* [Assignment]
In the records below, the part to copy starts at the line containing "Serialize everything readable" and goes to the last line; output it exactly, without pictures.

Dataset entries
== Segment start ==

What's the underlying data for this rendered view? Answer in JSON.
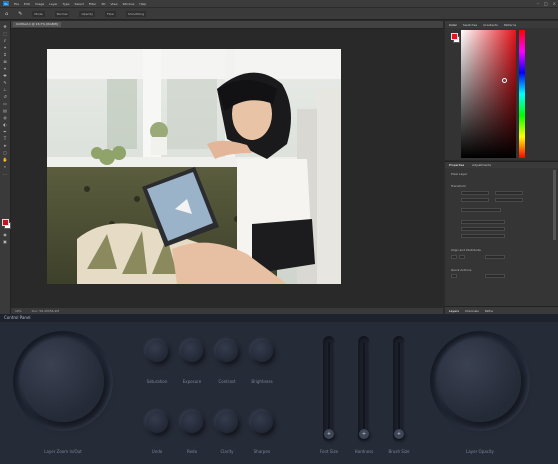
{
  "menubar": {
    "app": "Ps",
    "items": [
      "File",
      "Edit",
      "Image",
      "Layer",
      "Type",
      "Select",
      "Filter",
      "3D",
      "View",
      "Window",
      "Help"
    ]
  },
  "options": {
    "items": [
      "Mode",
      "Normal",
      "Opacity",
      "Flow",
      "Smoothing"
    ]
  },
  "document": {
    "tab": "Untitled-1 @ 16.7% (RGB/8)",
    "zoom": "16%",
    "doc_info": "Doc: 56.2M/56.2M"
  },
  "panels": {
    "top_tabs": [
      "Color",
      "Swatches",
      "Gradients",
      "Patterns"
    ],
    "prop_tabs": [
      "Properties",
      "Adjustments"
    ],
    "prop_layer": "Pixel Layer",
    "transform_label": "Transform",
    "align_label": "Align and Distribute",
    "quick_label": "Quick Actions",
    "layer_tabs": [
      "Layers",
      "Channels",
      "Paths"
    ],
    "colors": {
      "fg": "#e4121b",
      "bg": "#ffffff",
      "hue": "#e3141c"
    }
  },
  "console": {
    "title": "Control Panel",
    "left_dial_label": "Layer Zoom In/Out",
    "right_dial_label": "Layer Opacity",
    "knobs_top": [
      "Saturation",
      "Exposure",
      "Contrast",
      "Brightness"
    ],
    "knobs_bottom": [
      "Undo",
      "Redo",
      "Clarity",
      "Sharpen"
    ],
    "sliders": [
      {
        "label": "Font Size",
        "level": 0.0,
        "icon": "+"
      },
      {
        "label": "Hardness",
        "level": 0.0,
        "icon": "+"
      },
      {
        "label": "Brush Size",
        "level": 0.0,
        "icon": "+"
      }
    ]
  }
}
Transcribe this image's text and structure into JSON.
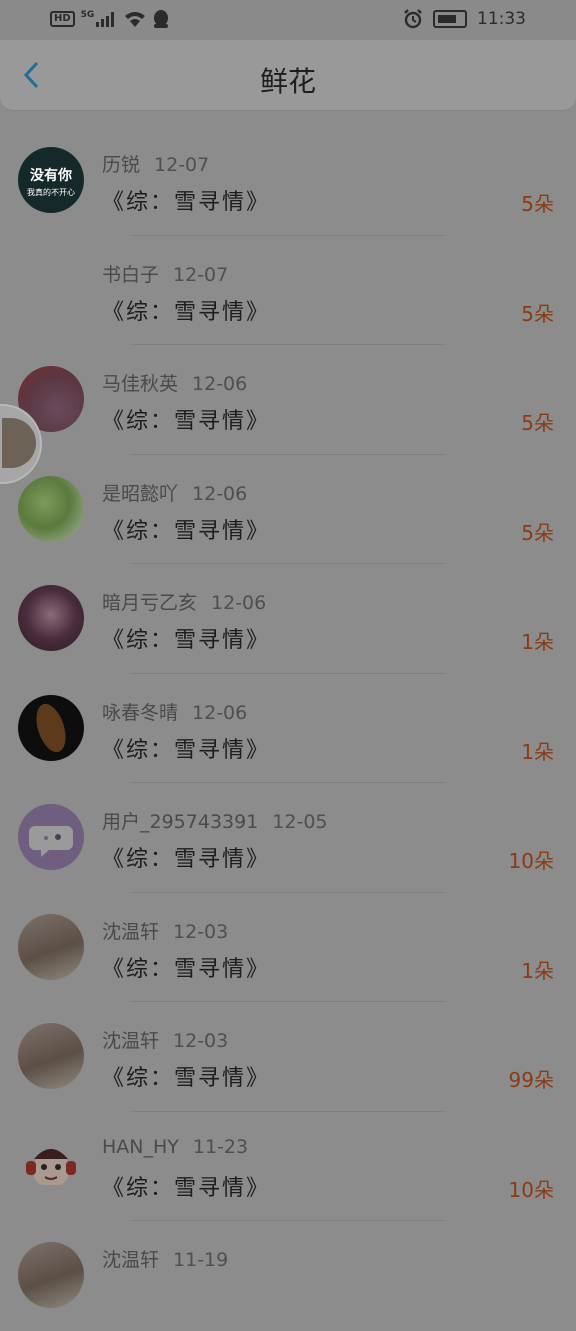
{
  "status_bar": {
    "network": "HD",
    "net_type": "5G",
    "time": "11:33"
  },
  "header": {
    "back_icon": "chevron-left-icon",
    "title": "鲜花"
  },
  "colors": {
    "accent_back": "#1f6f99",
    "count_color": "#8b3b14"
  },
  "entries": [
    {
      "name": "历锐",
      "date": "12-07",
      "book": "《综：雪寻情》",
      "count": "5朵",
      "avatar_text_1": "没有你",
      "avatar_text_2": "我真的不开心"
    },
    {
      "name": "书白子",
      "date": "12-07",
      "book": "《综：雪寻情》",
      "count": "5朵"
    },
    {
      "name": "马佳秋英",
      "date": "12-06",
      "book": "《综：雪寻情》",
      "count": "5朵"
    },
    {
      "name": "是昭懿吖",
      "date": "12-06",
      "book": "《综：雪寻情》",
      "count": "5朵"
    },
    {
      "name": "暗月亏乙亥",
      "date": "12-06",
      "book": "《综：雪寻情》",
      "count": "1朵"
    },
    {
      "name": "咏春冬晴",
      "date": "12-06",
      "book": "《综：雪寻情》",
      "count": "1朵"
    },
    {
      "name": "用户_295743391",
      "date": "12-05",
      "book": "《综：雪寻情》",
      "count": "10朵"
    },
    {
      "name": "沈温轩",
      "date": "12-03",
      "book": "《综：雪寻情》",
      "count": "1朵"
    },
    {
      "name": "沈温轩",
      "date": "12-03",
      "book": "《综：雪寻情》",
      "count": "99朵"
    },
    {
      "name": "HAN_HY",
      "date": "11-23",
      "book": "《综：雪寻情》",
      "count": "10朵"
    },
    {
      "name": "沈温轩",
      "date": "11-19",
      "book": "",
      "count": ""
    }
  ]
}
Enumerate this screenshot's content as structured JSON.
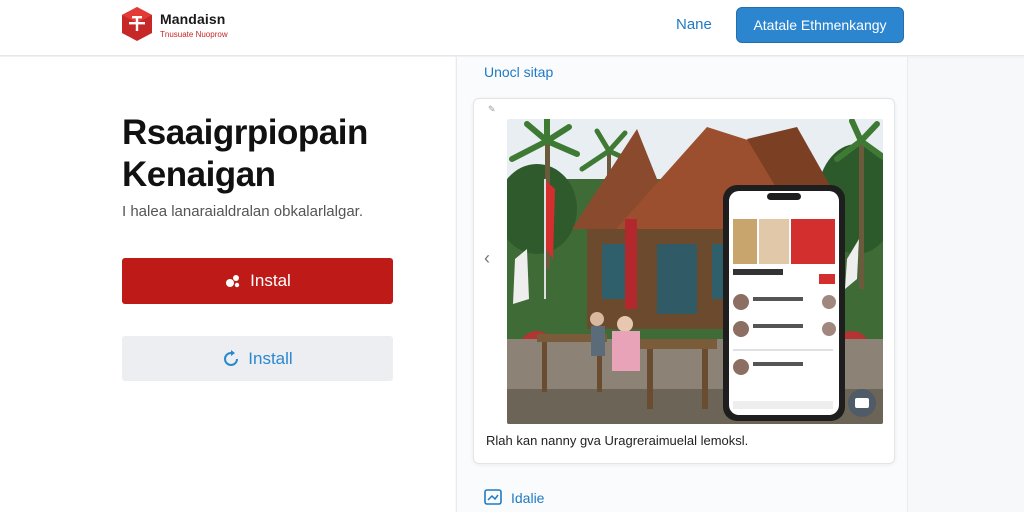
{
  "header": {
    "brand_name": "Mandaisn",
    "brand_tagline": "Tnusuate Nuoprow",
    "nav_link": "Nane",
    "cta_button": "Atatale Ethmenkangy"
  },
  "hero": {
    "title_line1": "Rsaaigrpiopain",
    "title_line2": "Kenaigan",
    "subtitle": "I halea lanaraialdralan obkalarlalgar.",
    "primary_button": "Instal",
    "secondary_button": "Install"
  },
  "preview": {
    "section_label": "Unocl sitap",
    "caption": "Rlah kan nanny gva Uragreraimuelal lemoksl.",
    "bottom_label": "Idalie"
  },
  "colors": {
    "primary_red": "#bd1a18",
    "accent_blue": "#2b86cf"
  },
  "icons": [
    "logo-icon",
    "sparkle-icon",
    "refresh-icon",
    "chevron-left-icon",
    "gallery-icon"
  ]
}
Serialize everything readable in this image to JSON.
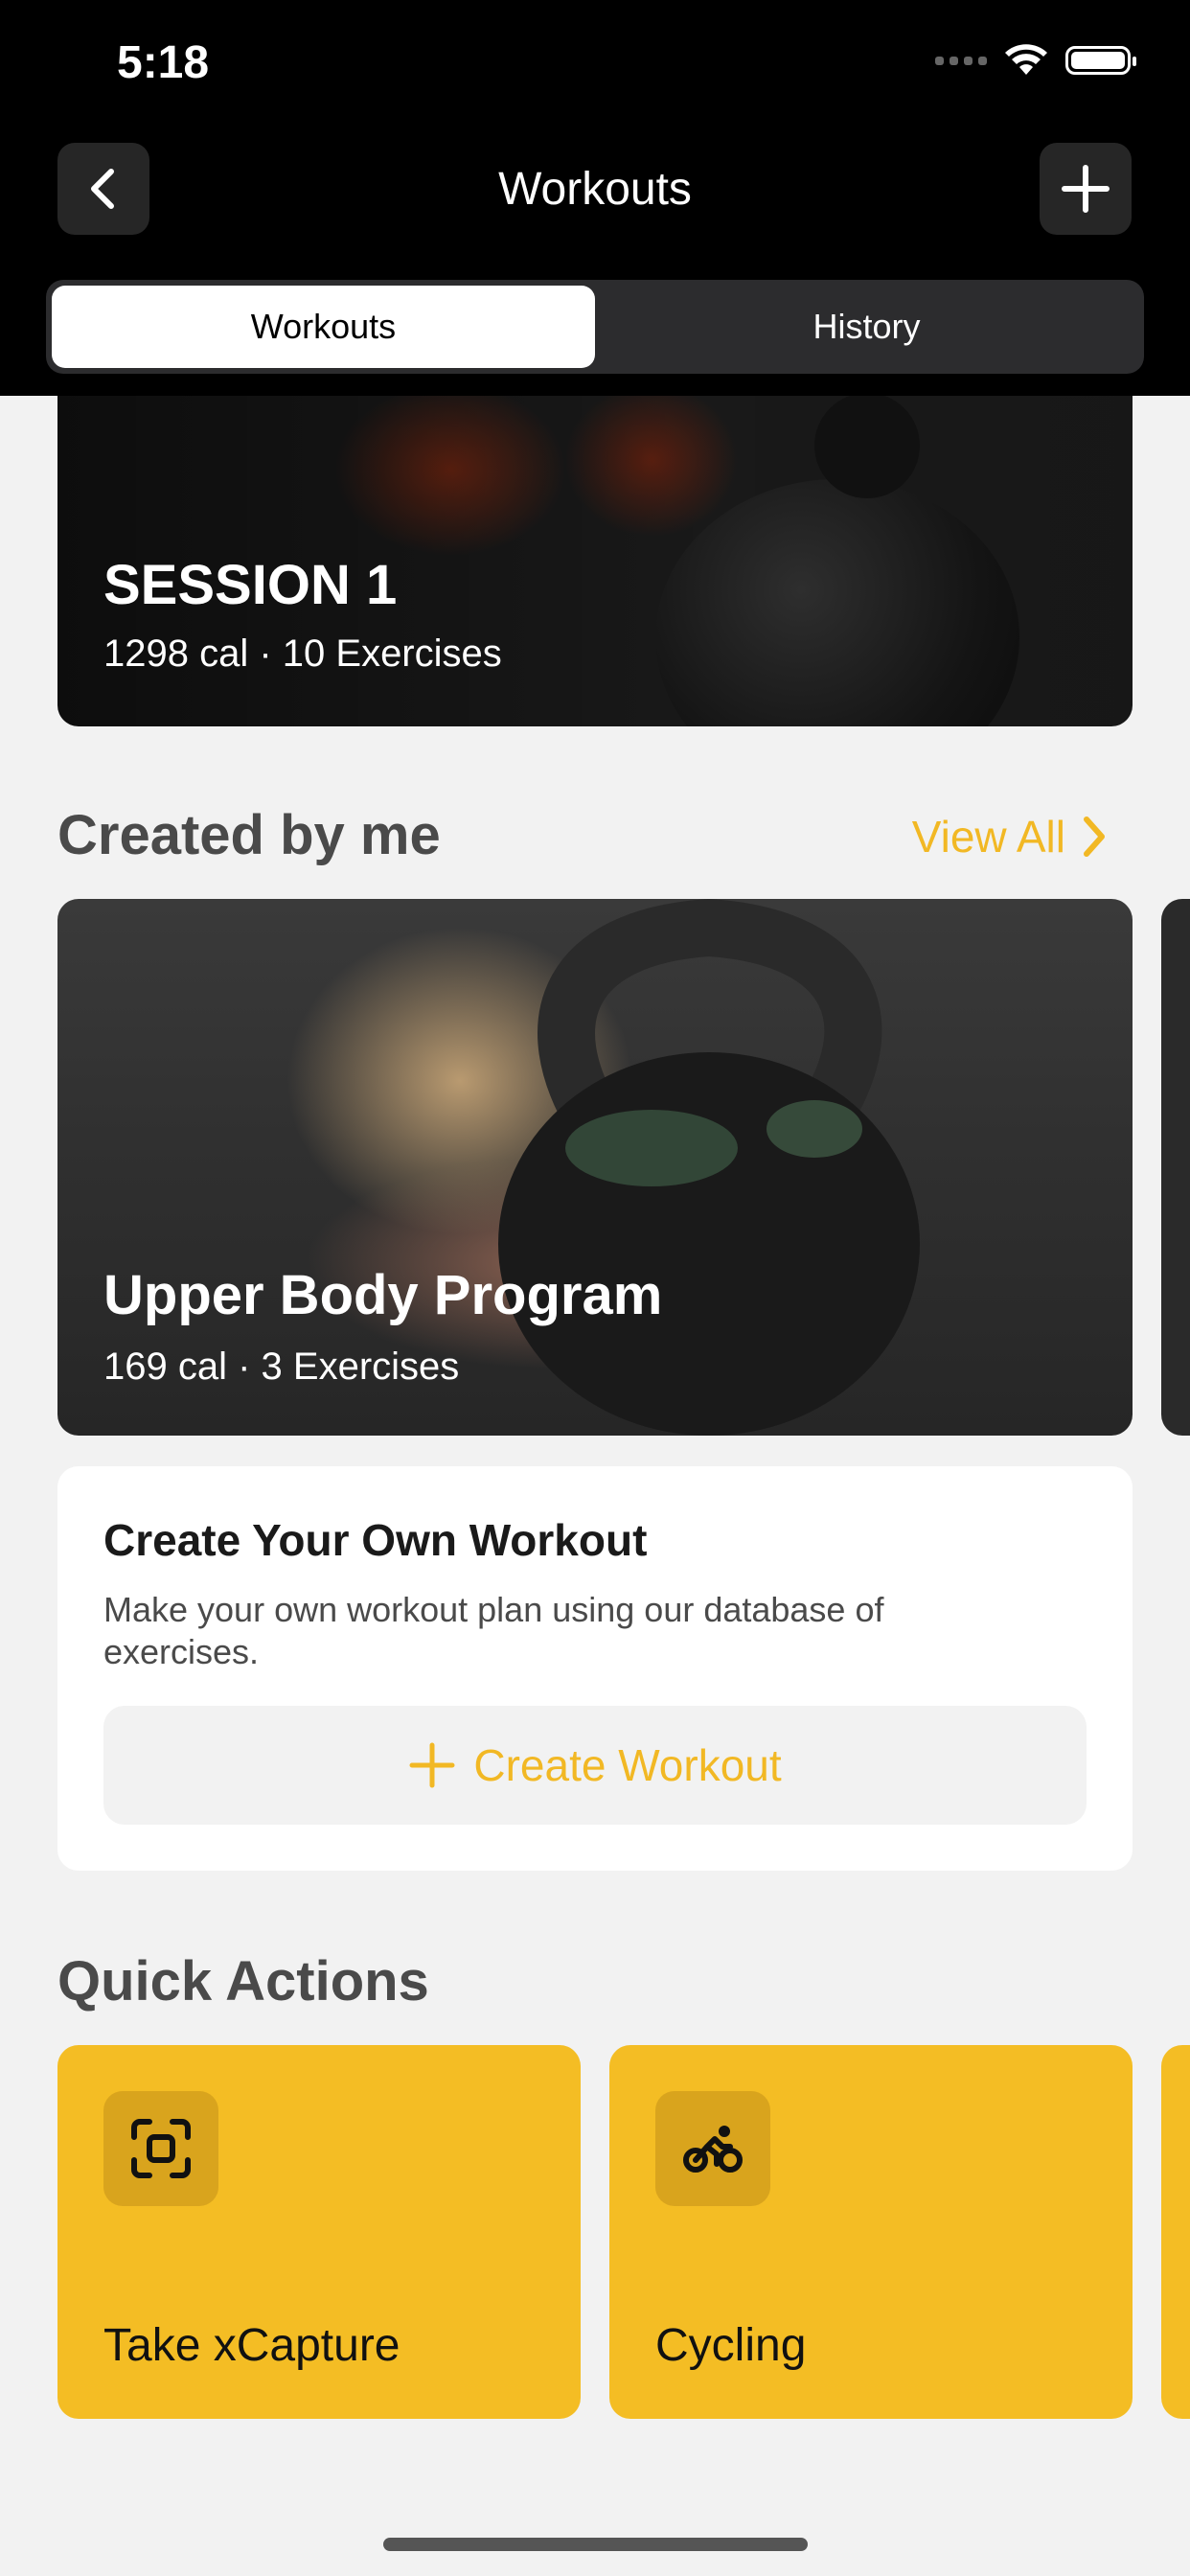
{
  "status_bar": {
    "time": "5:18"
  },
  "nav": {
    "title": "Workouts"
  },
  "segments": [
    {
      "label": "Workouts",
      "active": true
    },
    {
      "label": "History",
      "active": false
    }
  ],
  "session_card": {
    "title": "SESSION 1",
    "meta": "1298 cal · 10 Exercises"
  },
  "created": {
    "section_title": "Created by me",
    "view_all": "View All",
    "card": {
      "title": "Upper Body Program",
      "meta": "169 cal · 3 Exercises"
    }
  },
  "create_own": {
    "title": "Create Your Own Workout",
    "description": "Make your own workout plan using our database of exercises.",
    "button_label": "Create Workout"
  },
  "quick_actions": {
    "section_title": "Quick Actions",
    "items": [
      {
        "label": "Take xCapture",
        "icon": "scan-icon"
      },
      {
        "label": "Cycling",
        "icon": "bicycle-icon"
      }
    ]
  },
  "colors": {
    "accent": "#f2b824",
    "quick_action_bg": "#f4bd24",
    "topbar": "#000000"
  }
}
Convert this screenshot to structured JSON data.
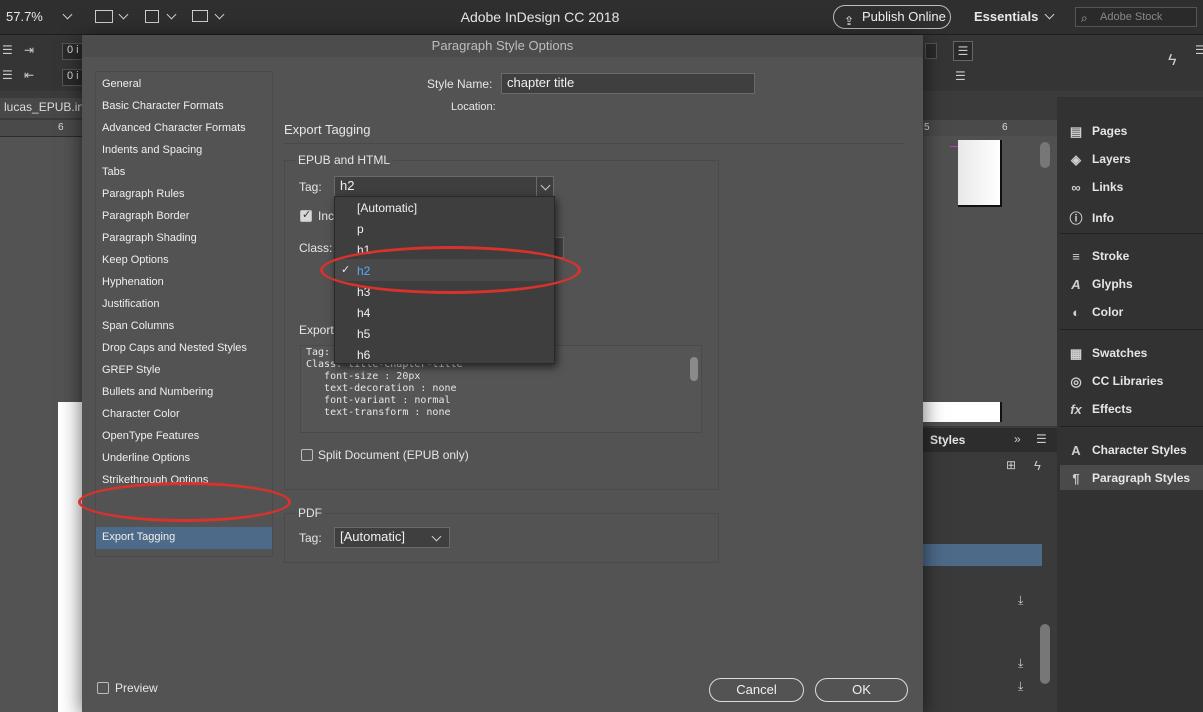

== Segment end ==

* [Output]
Serialize everything readable in this image to JSON.
{
  "status_bar": {
    "time": "5:18"
  },
  "nav": {
    "title": "Workouts"
  },
  "segments": [
    {
      "label": "Workouts",
      "active": true
    },
    {
      "label": "History",
      "active": false
    }
  ],
  "session_card": {
    "title": "SESSION 1",
    "meta": "1298 cal · 10 Exercises"
  },
  "created": {
    "section_title": "Created by me",
    "view_all": "View All",
    "card": {
      "title": "Upper Body Program",
      "meta": "169 cal · 3 Exercises"
    }
  },
  "create_own": {
    "title": "Create Your Own Workout",
    "description": "Make your own workout plan using our database of exercises.",
    "button_label": "Create Workout"
  },
  "quick_actions": {
    "section_title": "Quick Actions",
    "items": [
      {
        "label": "Take xCapture",
        "icon": "scan-icon"
      },
      {
        "label": "Cycling",
        "icon": "bicycle-icon"
      }
    ]
  },
  "colors": {
    "accent": "#f2b824",
    "quick_action_bg": "#f4bd24",
    "topbar": "#000000"
  }
}
Convert this screenshot to structured JSON data.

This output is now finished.